‘The formulaic nature of the picturesque landscape had become, by the nineteenth century, a visual cliché, so much so that it was fashioned by John Clark into a children’s game called the Myriorama, a Collection of Many Thousand Landscapes in 1824. Clark followed this first Myriorama of English-like scenery with a second series composed of Italian scenery which made explicit the classical, Claudean antecedents of Gilpin’s picturesque formula. As the suffix ‘orama’ suggests, Clark saw his Myriorama as the domestic counterpart to those large-scale popular landscape amusements, the panorama and diorama.’ –Ann Bermingham, Learning to Draw: Studies in the Cultural History of a Polite and Useful Art (London: Paul MellonCentre, 2000): 107–08.
According to an advertisement in the Bristol Mercury of 17th May 1824, the views were by the Irish artist Frederick Calvert (c.1785–c.1845), who specialized in seascapes and landscapes, and later, also published a series of 39 plates depicting picturesque views of Staffordshire and Shropshire.

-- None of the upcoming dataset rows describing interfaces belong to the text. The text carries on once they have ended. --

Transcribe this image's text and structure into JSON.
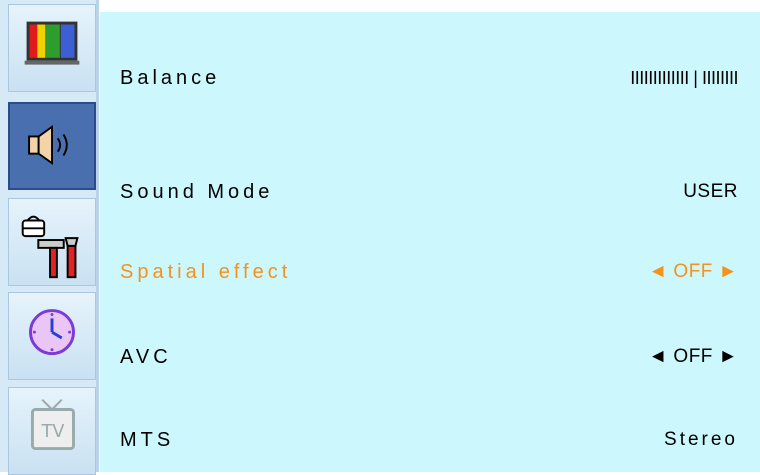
{
  "sidebar": {
    "tabs": [
      {
        "icon": "picture-icon",
        "active": false
      },
      {
        "icon": "sound-speaker-icon",
        "active": true
      },
      {
        "icon": "tools-setup-icon",
        "active": false
      },
      {
        "icon": "clock-icon",
        "active": false
      },
      {
        "icon": "tv-icon",
        "active": false
      }
    ]
  },
  "menu": {
    "items": [
      {
        "label": "Balance",
        "value": "IIIIIIIIIIIII | IIIIIIII"
      },
      {
        "label": "Sound Mode",
        "value": "USER"
      },
      {
        "label": "Spatial effect",
        "value": "◄ OFF ►",
        "highlighted": true
      },
      {
        "label": "AVC",
        "value": "◄ OFF ►"
      },
      {
        "label": "MTS",
        "value": "Stereo"
      }
    ]
  },
  "colors": {
    "background": "#ccf8fd",
    "highlight": "#f6911a",
    "text": "#000000",
    "active_tab": "#4a6fae"
  }
}
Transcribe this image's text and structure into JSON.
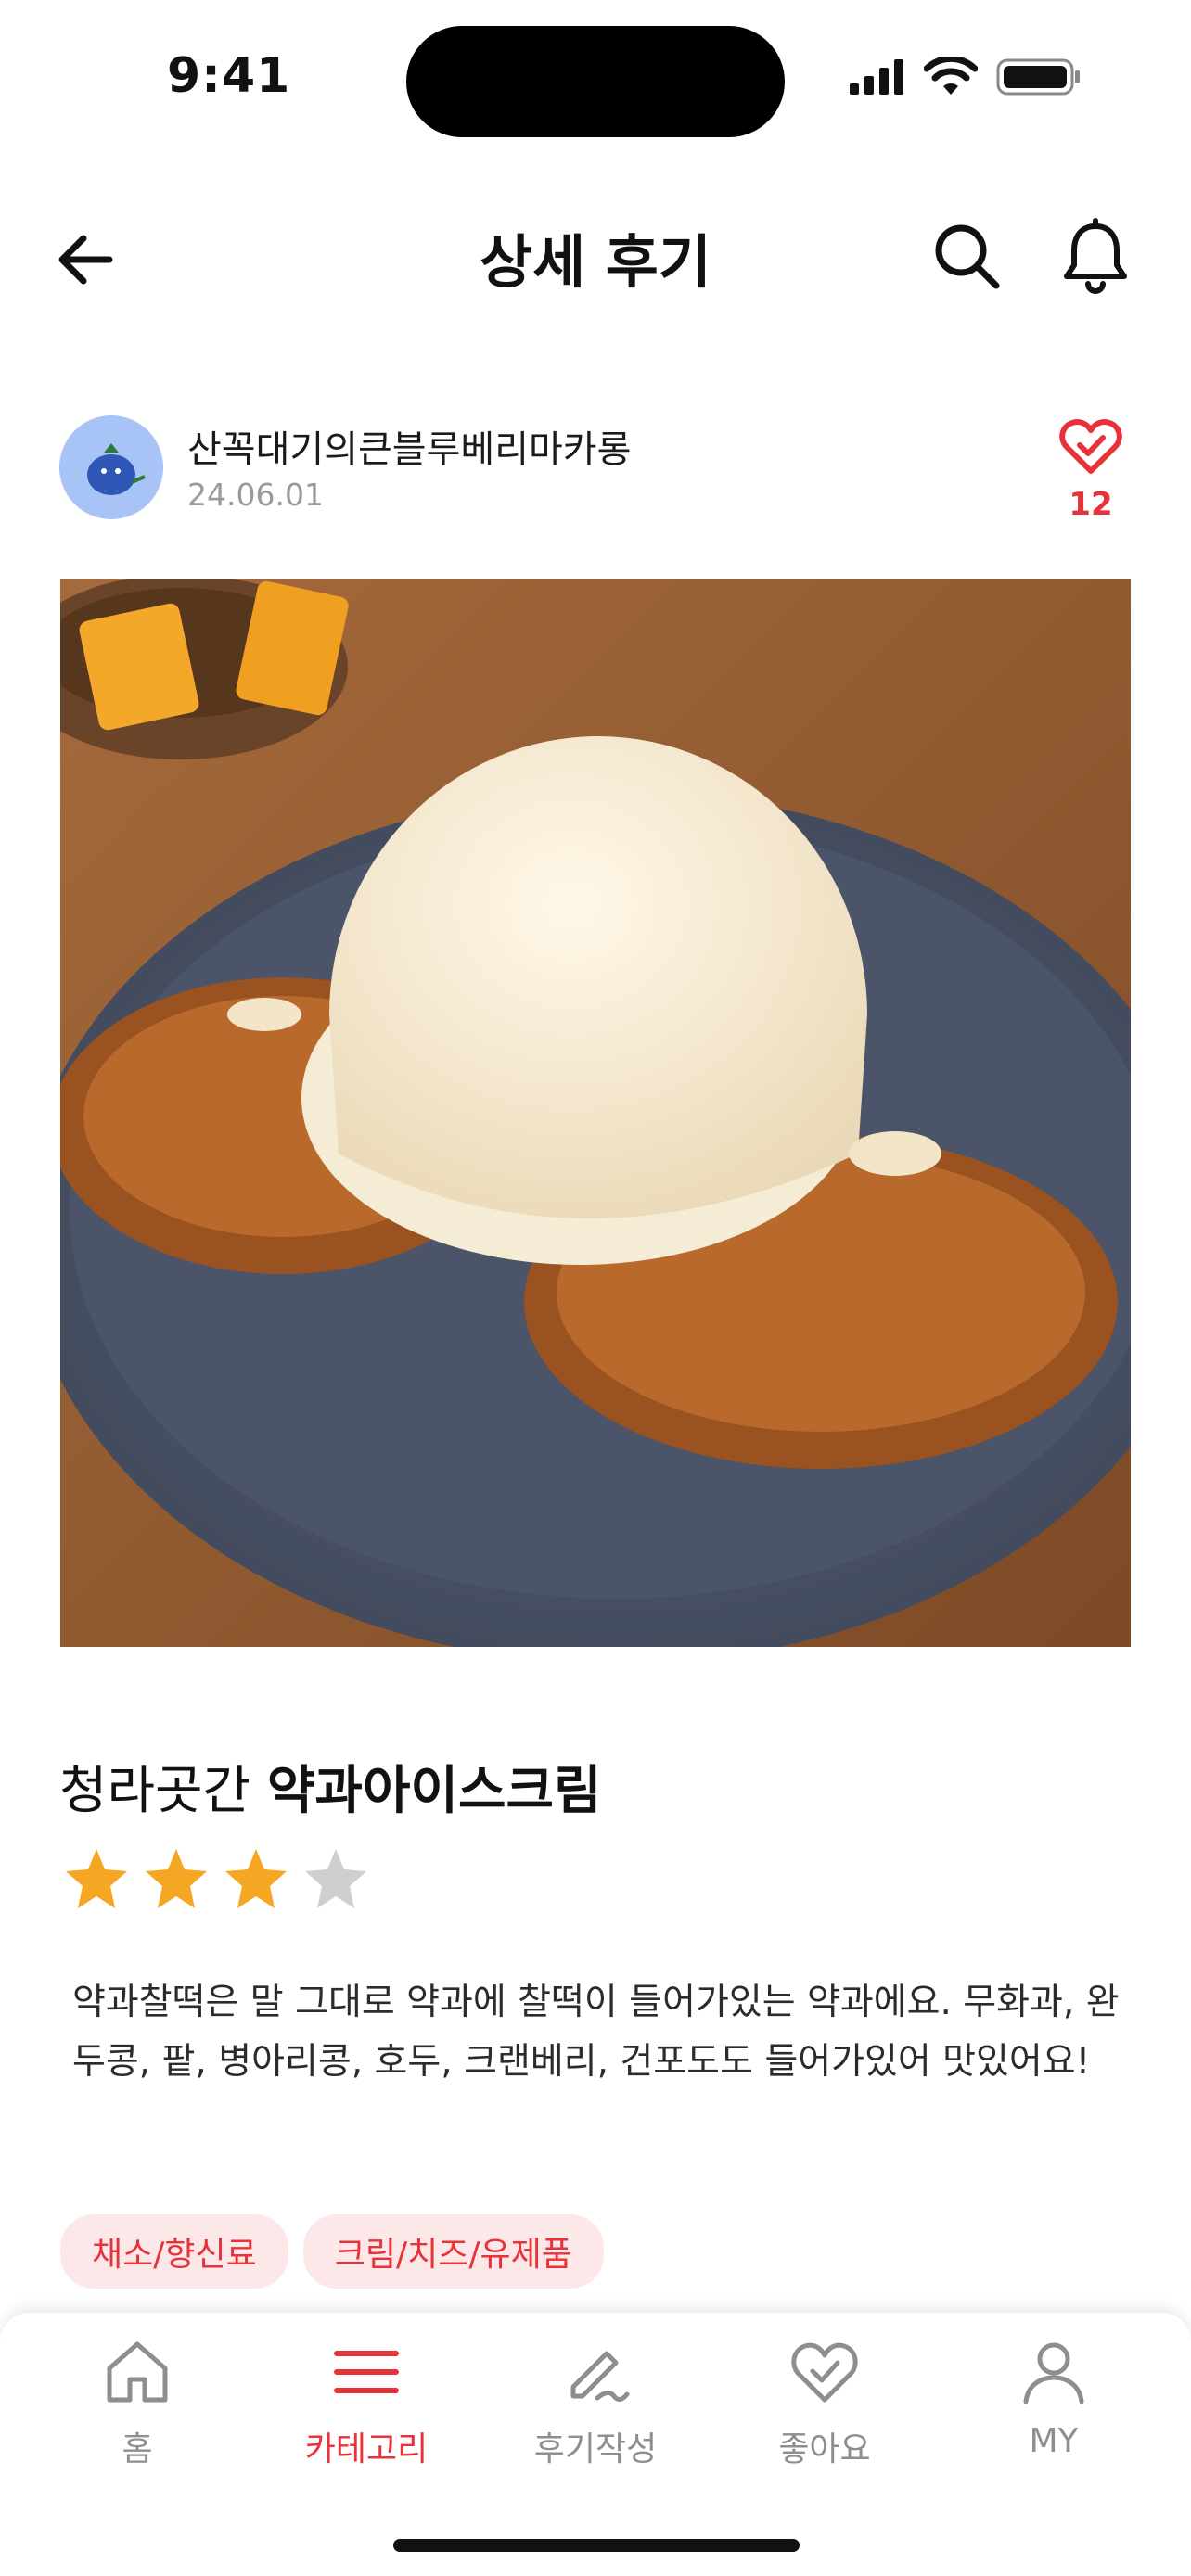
{
  "status_bar": {
    "time": "9:41"
  },
  "header": {
    "title": "상세 후기"
  },
  "author": {
    "name": "산꼭대기의큰블루베리마카롱",
    "date": "24.06.01"
  },
  "likes": {
    "count": "12"
  },
  "review": {
    "store": "청라곳간",
    "menu": "약과아이스크림",
    "rating": 3,
    "rating_max": 4,
    "description": "약과찰떡은 말 그대로 약과에 찰떡이 들어가있는 약과에요. 무화과, 완두콩, 팥, 병아리콩, 호두, 크랜베리, 건포도도 들어가있어 맛있어요!",
    "tags": [
      "채소/향신료",
      "크림/치즈/유제품"
    ]
  },
  "bottom_nav": {
    "items": [
      {
        "label": "홈",
        "icon": "home-icon",
        "active": false
      },
      {
        "label": "카테고리",
        "icon": "menu-icon",
        "active": true
      },
      {
        "label": "후기작성",
        "icon": "pencil-icon",
        "active": false
      },
      {
        "label": "좋아요",
        "icon": "heart-check-icon",
        "active": false
      },
      {
        "label": "MY",
        "icon": "user-icon",
        "active": false
      }
    ]
  },
  "colors": {
    "accent": "#e8323a",
    "star": "#f5a623",
    "star_empty": "#cfcfcf",
    "inactive": "#8e8e8e"
  }
}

See also Ralph Hyde, “Myrioramas, Endless Landscapes: The Story of a Craze,” Print Quarterly, December 2004.